I also think that you're falsely attributing to me some sort of animus over low-carb diets. That is not the case, either. Heck I've seen them work in my own family. I'm also glad to see the low-fat myth dispelled. What I do not buy is the attempt to disconnect calories from the discussion. And when people plateau on low-carb diets, and they often do, they need to understand why.

According to the USDA, Americans ate an average of 501 grams of carbs in 1909. In 2000, they ate an average of 493 grams. On the other hand, they ate 400 fewer total calories than they do now. And obesity today is due to carbs, when in 1909 it was a higher percentage of their diet?

Shanna said...

Taubes book is not an diet book, it's just a bunch of criticism, mostly of the way studies and different ways of eating have been sold to the public. I found some of it very interesting and some of it I am skeptical of. I'm curious if you've read his book, because you really are just getting bits here.

Anyway, constantly repeating "caloric deficit" is of little practical value to the average dieter, if that is something that can't be maintained, whether due to hunger or due to the subject becoming increasingly lethargic due to lack of calories.

mcg said...

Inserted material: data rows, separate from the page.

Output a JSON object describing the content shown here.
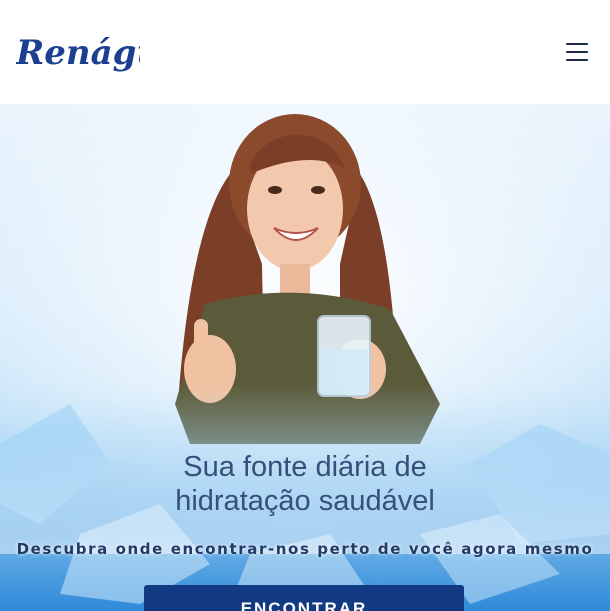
{
  "header": {
    "logo_text": "Renágua",
    "menu_icon": "hamburger-menu-icon"
  },
  "hero": {
    "title": "Sua fonte diária de hidratação saudável",
    "subtitle": "Descubra onde encontrar-nos perto de você agora mesmo",
    "cta_label": "ENCONTRAR"
  },
  "colors": {
    "brand_blue": "#123a82",
    "title_blue": "#35507a",
    "logo_blue": "#1c3f8f"
  }
}
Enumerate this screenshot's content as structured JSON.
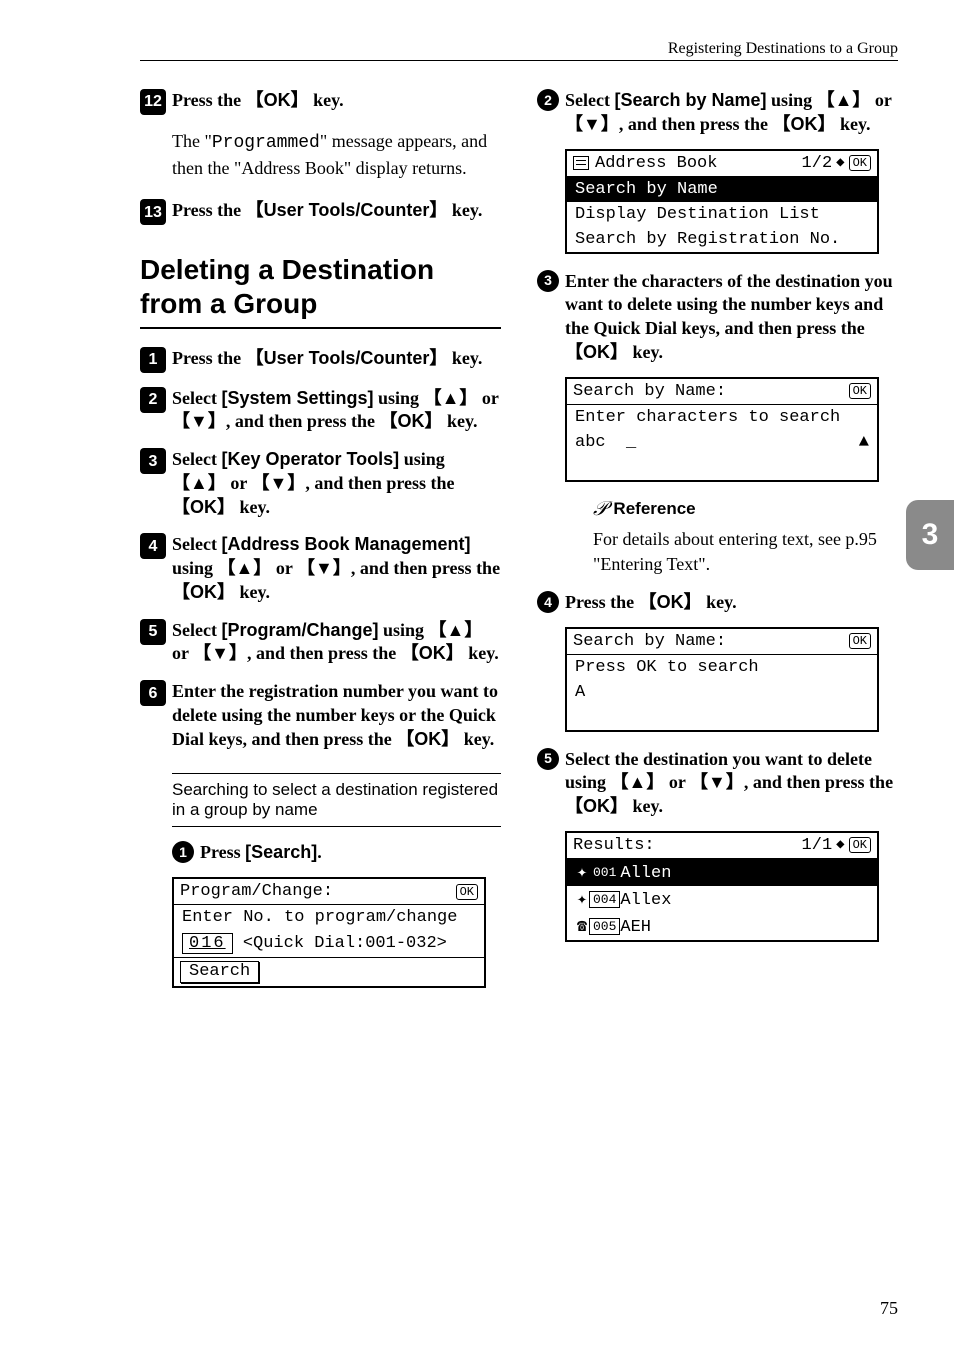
{
  "runningHead": "Registering Destinations to a Group",
  "sideTab": "3",
  "pageNumber": "75",
  "left": {
    "step12": {
      "n": "12",
      "pre": "Press the ",
      "key": "OK",
      "post": " key."
    },
    "step12_explain_a": "The \"",
    "step12_explain_mono": "Programmed",
    "step12_explain_b": "\" message appears, and then the \"Address Book\" display returns.",
    "step13": {
      "n": "13",
      "pre": "Press the ",
      "key": "User Tools/Counter",
      "post": " key."
    },
    "h2": "Deleting a Destination from a Group",
    "stepsA": {
      "s1": {
        "n": "1",
        "pre": "Press the ",
        "key": "User Tools/Counter",
        "post": " key."
      },
      "s2": {
        "n": "2",
        "pre": "Select ",
        "label": "[System Settings]",
        "mid": " using ",
        "k1": "▲",
        "or": " or ",
        "k2": "▼",
        "mid2": ", and then press the ",
        "kok": "OK",
        "post": " key."
      },
      "s3": {
        "n": "3",
        "pre": "Select ",
        "label": "[Key Operator Tools]",
        "mid": " using ",
        "k1": "▲",
        "or": " or ",
        "k2": "▼",
        "mid2": ", and then press the ",
        "kok": "OK",
        "post": " key."
      },
      "s4": {
        "n": "4",
        "pre": "Select ",
        "label": "[Address Book Management]",
        "mid": " using ",
        "k1": "▲",
        "or": " or ",
        "k2": "▼",
        "mid2": ", and then press ",
        "the": "the ",
        "kok": "OK",
        "post": " key."
      },
      "s5": {
        "n": "5",
        "pre": "Select ",
        "label": "[Program/Change]",
        "mid": " using ",
        "k1": "▲",
        "or": " or ",
        "k2": "▼",
        "mid2": ", and then press the ",
        "kok": "OK",
        "post": " key."
      },
      "s6": {
        "n": "6",
        "text_a": "Enter the registration number you want to delete using the number keys or the Quick Dial keys, and then press the ",
        "kok": "OK",
        "text_b": " key."
      }
    },
    "subSectionTitle": "Searching to select a destination registered in a group by name",
    "sub1": {
      "n": "1",
      "pre": "Press ",
      "label": "[Search]",
      "post": "."
    },
    "lcdA": {
      "title": "Program/Change:",
      "ok": "OK",
      "line2": "Enter No. to program/change",
      "inputVal": "016",
      "quick": "<Quick Dial:001-032>",
      "searchBtn": "Search"
    }
  },
  "right": {
    "sub2": {
      "n": "2",
      "pre": "Select ",
      "label": "[Search by Name]",
      "mid": " using ",
      "k1": "▲",
      "or": " or ",
      "k2": "▼",
      "mid2": ", and then press the ",
      "kok": "OK",
      "post": " key."
    },
    "lcdB": {
      "title": "Address Book",
      "page": "1/2",
      "ok": "OK",
      "row1": "Search by Name",
      "row2": "Display Destination List",
      "row3": "Search by Registration No."
    },
    "sub3": {
      "n": "3",
      "text_a": "Enter the characters of the destination you want to delete using the number keys and the Quick Dial keys, and then press the ",
      "kok": "OK",
      "text_b": " key."
    },
    "lcdC": {
      "title": "Search by Name:",
      "ok": "OK",
      "line2": "Enter characters to search",
      "mode": "abc",
      "cursor": "_",
      "arrow": "▲"
    },
    "refLabel": "Reference",
    "refBody": "For details about entering text, see p.95 \"Entering Text\".",
    "sub4": {
      "n": "4",
      "pre": "Press the ",
      "kok": "OK",
      "post": " key."
    },
    "lcdD": {
      "title": "Search by Name:",
      "ok": "OK",
      "line2": "Press OK to search",
      "value": "A"
    },
    "sub5": {
      "n": "5",
      "text_a": "Select the destination you want to delete using ",
      "k1": "▲",
      "or": " or ",
      "k2": "▼",
      "mid2": ", and then press the ",
      "kok": "OK",
      "post": " key."
    },
    "lcdE": {
      "title": "Results:",
      "page": "1/1",
      "ok": "OK",
      "r1": {
        "badge": "001",
        "name": "Allen"
      },
      "r2": {
        "badge": "004",
        "name": "Allex"
      },
      "r3": {
        "badge": "005",
        "name": "AEH"
      }
    }
  }
}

Obviously the discussion I would have with someone in the moment with an individual is not the same as the more academic discussion we're having here. In fact, I'd probably end up recommending a low carb diet! But I wouldn't deny the basic truth, either. I would explain that: 1) the only way to lose weight is to achieve a calorie deficit; that 2) a lot of people find that achieving that deficit is easier with a low-carb diet, in part because they do not have as many craving issues, 3) a boost in physical activity is helpful, and 4) don't expect miracles; you don't obese overnight and you're not going to get to a good weight overnight, either.

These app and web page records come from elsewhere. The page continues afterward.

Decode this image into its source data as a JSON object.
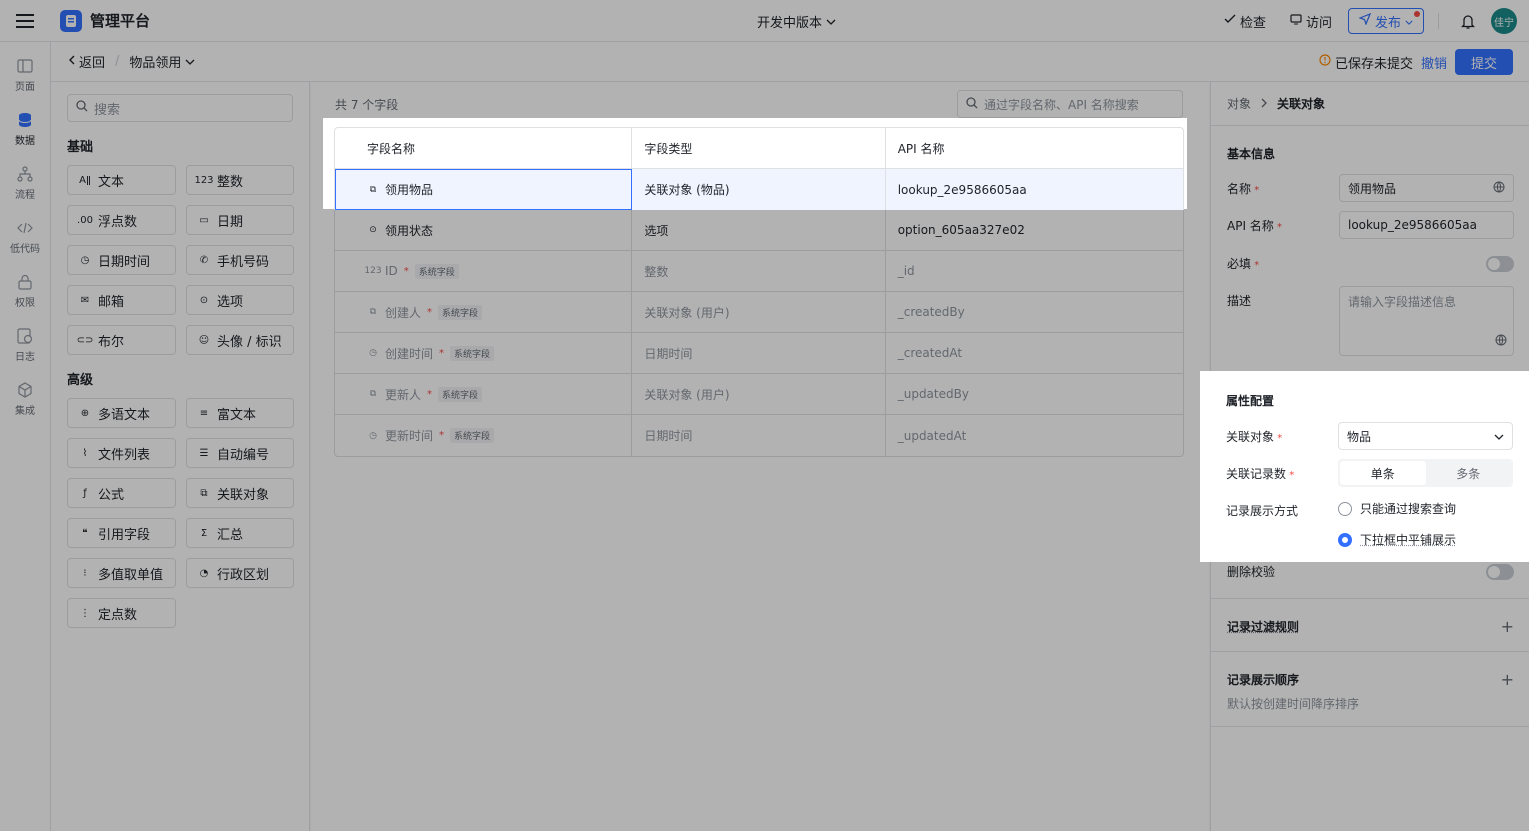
{
  "app": {
    "title": "管理平台",
    "env": "开发中版本",
    "avatar": "佳宁"
  },
  "top": {
    "check": "检查",
    "visit": "访问",
    "publish": "发布"
  },
  "nav": [
    {
      "label": "页面",
      "icon": "page-icon"
    },
    {
      "label": "数据",
      "icon": "database-icon"
    },
    {
      "label": "流程",
      "icon": "flow-icon"
    },
    {
      "label": "低代码",
      "icon": "code-icon"
    },
    {
      "label": "权限",
      "icon": "lock-icon"
    },
    {
      "label": "日志",
      "icon": "log-icon"
    },
    {
      "label": "集成",
      "icon": "integration-icon"
    }
  ],
  "sub": {
    "back": "返回",
    "object": "物品领用",
    "saved": "已保存未提交",
    "undo": "撤销",
    "submit": "提交"
  },
  "palette": {
    "search_placeholder": "搜索",
    "basic_title": "基础",
    "basic": [
      {
        "label": "文本",
        "icon": "Aǁ"
      },
      {
        "label": "整数",
        "icon": "123"
      },
      {
        "label": "浮点数",
        "icon": ".00"
      },
      {
        "label": "日期",
        "icon": "▭"
      },
      {
        "label": "日期时间",
        "icon": "◷"
      },
      {
        "label": "手机号码",
        "icon": "✆"
      },
      {
        "label": "邮箱",
        "icon": "✉"
      },
      {
        "label": "选项",
        "icon": "⊙"
      },
      {
        "label": "布尔",
        "icon": "⊂⊃"
      },
      {
        "label": "头像 / 标识",
        "icon": "☺"
      }
    ],
    "advanced_title": "高级",
    "advanced": [
      {
        "label": "多语文本",
        "icon": "⊕"
      },
      {
        "label": "富文本",
        "icon": "≡"
      },
      {
        "label": "文件列表",
        "icon": "⌇"
      },
      {
        "label": "自动编号",
        "icon": "☰"
      },
      {
        "label": "公式",
        "icon": "ƒ"
      },
      {
        "label": "关联对象",
        "icon": "⧉"
      },
      {
        "label": "引用字段",
        "icon": "❝"
      },
      {
        "label": "汇总",
        "icon": "Σ"
      },
      {
        "label": "多值取单值",
        "icon": "⁝"
      },
      {
        "label": "行政区划",
        "icon": "◔"
      },
      {
        "label": "定点数",
        "icon": "⋮"
      }
    ]
  },
  "table": {
    "count": "共 7 个字段",
    "search_placeholder": "通过字段名称、API 名称搜索",
    "headers": [
      "字段名称",
      "字段类型",
      "API 名称"
    ],
    "rows": [
      {
        "name": "领用物品",
        "type": "关联对象 (物品)",
        "api": "lookup_2e9586605aa",
        "icon": "⧉",
        "req": "",
        "sys": ""
      },
      {
        "name": "领用状态",
        "type": "选项",
        "api": "option_605aa327e02",
        "icon": "⊙",
        "req": "",
        "sys": ""
      },
      {
        "name": "ID",
        "type": "整数",
        "api": "_id",
        "icon": "123",
        "req": "*",
        "sys": "系统字段"
      },
      {
        "name": "创建人",
        "type": "关联对象 (用户)",
        "api": "_createdBy",
        "icon": "⧉",
        "req": "*",
        "sys": "系统字段"
      },
      {
        "name": "创建时间",
        "type": "日期时间",
        "api": "_createdAt",
        "icon": "◷",
        "req": "*",
        "sys": "系统字段"
      },
      {
        "name": "更新人",
        "type": "关联对象 (用户)",
        "api": "_updatedBy",
        "icon": "⧉",
        "req": "*",
        "sys": "系统字段"
      },
      {
        "name": "更新时间",
        "type": "日期时间",
        "api": "_updatedAt",
        "icon": "◷",
        "req": "*",
        "sys": "系统字段"
      }
    ]
  },
  "panel": {
    "crumb1": "对象",
    "crumb2": "关联对象",
    "basic_title": "基本信息",
    "name_label": "名称",
    "name_value": "领用物品",
    "api_label": "API 名称",
    "api_value": "lookup_2e9586605aa",
    "required_label": "必填",
    "desc_label": "描述",
    "desc_placeholder": "请输入字段描述信息",
    "attr_title": "属性配置",
    "lookup_label": "关联对象",
    "lookup_value": "物品",
    "count_label": "关联记录数",
    "single": "单条",
    "multi": "多条",
    "display_label": "记录展示方式",
    "opt1": "只能通过搜索查询",
    "opt2": "下拉框中平铺展示",
    "delete_label": "删除校验",
    "filter_title": "记录过滤规则",
    "order_title": "记录展示顺序",
    "order_hint": "默认按创建时间降序排序"
  }
}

If someone has trouble accepting those basic truths then yes, frankly, they don't have the mental toughness to succeed, and they are very likely going to fail.

And in fact I have had such discussions. One person ultimately chose gastric bypass surgery. I was frank in my disagreement with her choice and unwavering in my support once it was done. She did lose weight, a lot of it. But she never reached her target and ended up gaining some back---even with a tiny little pouch for a stomach! Thankfully she remains considerably healthier overall than she was.

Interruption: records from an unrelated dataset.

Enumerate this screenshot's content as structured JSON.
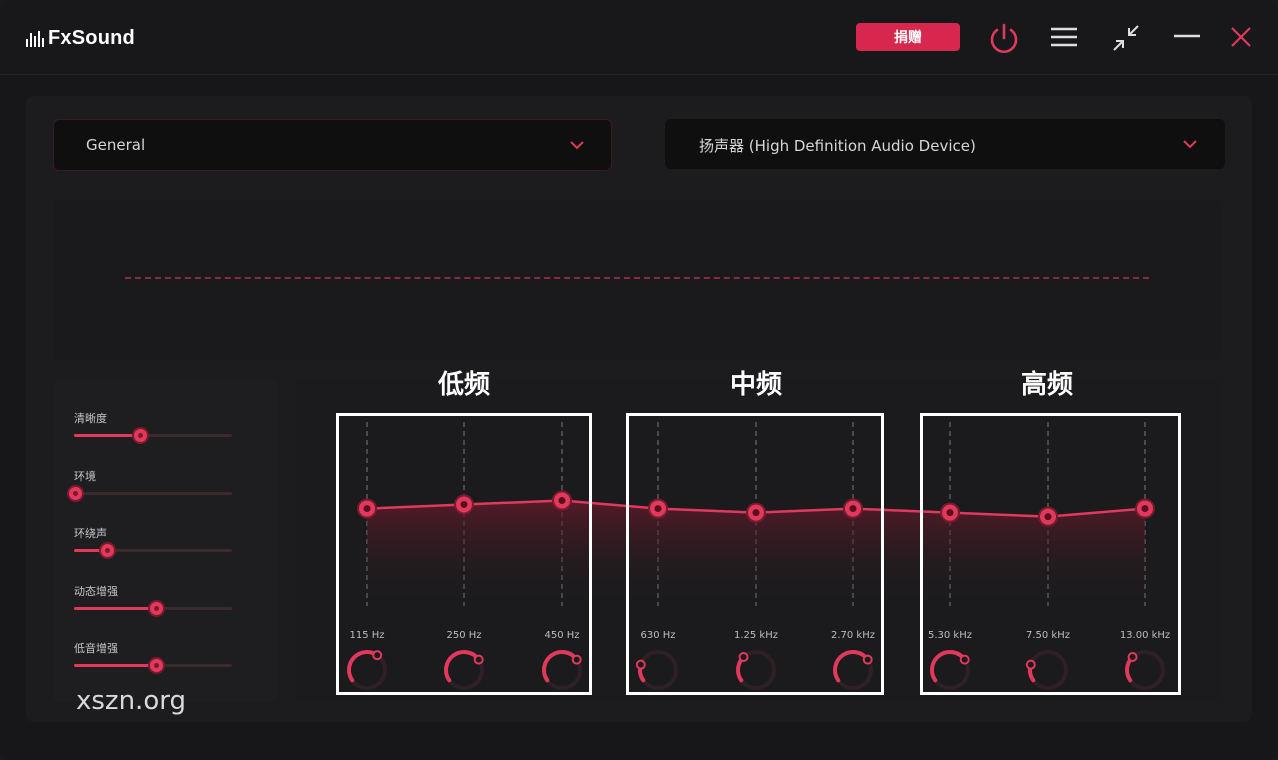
{
  "app": {
    "name": "FxSound",
    "donate_label": "捐赠"
  },
  "colors": {
    "accent": "#e0395c",
    "background": "#171719",
    "panel": "#1c1c1e"
  },
  "titlebar": {
    "icons": [
      "power-icon",
      "menu-icon",
      "collapse-icon",
      "minimize-icon",
      "close-icon"
    ]
  },
  "preset": {
    "value": "General"
  },
  "output_device": {
    "value": "扬声器 (High Definition Audio Device)"
  },
  "effects": [
    {
      "label": "清晰度",
      "value": 0.41
    },
    {
      "label": "环境",
      "value": 0.0
    },
    {
      "label": "环绕声",
      "value": 0.2
    },
    {
      "label": "动态增强",
      "value": 0.51
    },
    {
      "label": "低音增强",
      "value": 0.51
    }
  ],
  "eq": {
    "groups": [
      "低频",
      "中频",
      "高频"
    ],
    "bands": [
      {
        "freq": "115 Hz",
        "level": 0.48,
        "knob": 0.55
      },
      {
        "freq": "250 Hz",
        "level": 0.44,
        "knob": 0.62
      },
      {
        "freq": "450 Hz",
        "level": 0.4,
        "knob": 0.62
      },
      {
        "freq": "630 Hz",
        "level": 0.48,
        "knob": 0.18
      },
      {
        "freq": "1.25 kHz",
        "level": 0.52,
        "knob": 0.28
      },
      {
        "freq": "2.70 kHz",
        "level": 0.48,
        "knob": 0.62
      },
      {
        "freq": "5.30 kHz",
        "level": 0.52,
        "knob": 0.62
      },
      {
        "freq": "7.50 kHz",
        "level": 0.56,
        "knob": 0.18
      },
      {
        "freq": "13.00 kHz",
        "level": 0.48,
        "knob": 0.28
      }
    ]
  },
  "watermark": "xszn.org"
}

And you're bringing Tauber's melodrama into it here. The studies where increasing lethargy and unbearable hunger were reported weren't diet studies, they were starvation studies. (Go read that link about the Keys study I provided; at least look at the pictures.) TreeJoe's study, on the other hand, was an actual diet study---and his patients felt great. So can it with the false claims about reasonable calorie restriction.

mcg said...

By the way, Shanna, that A-Team video on your blog ROCKS THE HOUSE.

Joan said...

For reasons having nothing to do with this discussion, I'm exhausted, so this won't be long.

First, I wanted to say that I guessed which references to pull from Taubes' bibliography -- there were several Keyes' studies cited, there were several studies by some of the other authors, too. Good Calories, Bad Calories would be so larded with footnotes if every mention was specifically cited you wouldn't be able to read it. It's possible that Taubes was referring to another Keyes' study, but I'm not sure and at this point I don't really care.

FWIW, I agree that comparing a starvation study to a moderate caloric reduction study is apples to oranges.

MCG, I'm not sure why you're so wound up about this. It's just a comment thread, after all. More later tomorrow, in between getting my car fixed and bringing my daughter's hamster to her school.

Shanna said...

By the way, Shanna, that A-Team video on your blog ROCKS THE HOUSE.

Ha! I can't seem to actually get into the habit of blogging so I don't think I've been to my own blog in ages but that guy is awesome. He's got a bunch of videos on youtube.

mcg said...

MCG, I'm not sure why you're so wound up about this. It's just a comment thread, after all.

Agreed, I just tend to be a verbose and active commenter sometimes :) No worries. Be well.